Honoré de Balzac (20 May 1799 – 18 August 1850) was a French novelist and playwright. His magnum opus was a sequence of almost 100 novels, short stories and plays collectively entitled La Comédie humaine, which presents a panorama of French life in the years after the fall of Napoléon Bonaparte in 1815. Due to his keen observation of detail and unfiltered representation of society, Balzac is regarded as one of the founders of realism in European literature.
Émile François Zola (2 April 1840 – 29 September 1902) was an influential French writer, the most important exemplar of the literary school of naturalism, an important contributor to the development of theatrical naturalism, and a major figure in the political liberalization of France and in the exoneration of the falsely accused and convicted army officer Alfred Dreyfus which is encapsulated in the renowned newspaper headline J'Accuse.
Amantine (also "Amandine") Aurore Lucile Dupin, later Baroness Dudevant (1 July 1804 – 8 June 1876), best known by her pseudonym George Sand, was a French novelist.
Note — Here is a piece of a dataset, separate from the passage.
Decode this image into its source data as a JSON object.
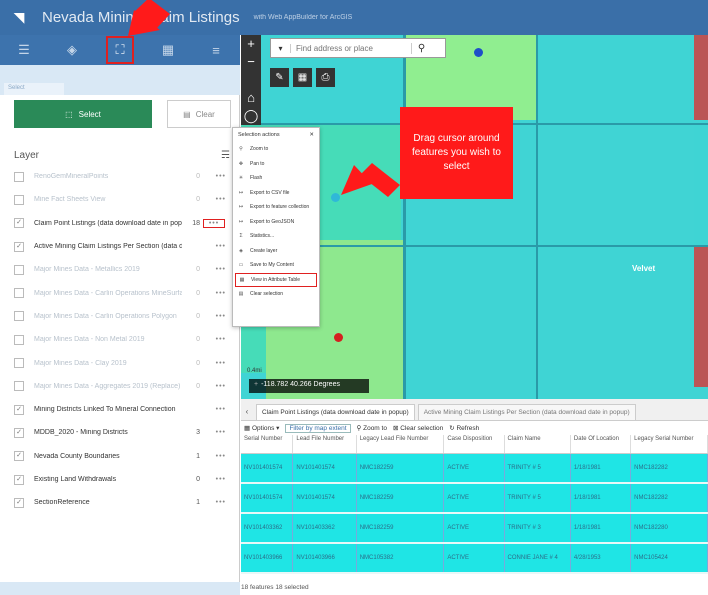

She is considered by some a feminist although she refused to join this movement. She is regarded as the first French female novelist to gain a major reputation.
André Breton (February 19, 1896 – September 28, 1966) was a French writer, poet, and surrealist theorist, and is best known as the principal founder of Surrealism. His writings include the Surrealist Manifesto of 1924, in which he defined surrealism as "pure psychic automatism".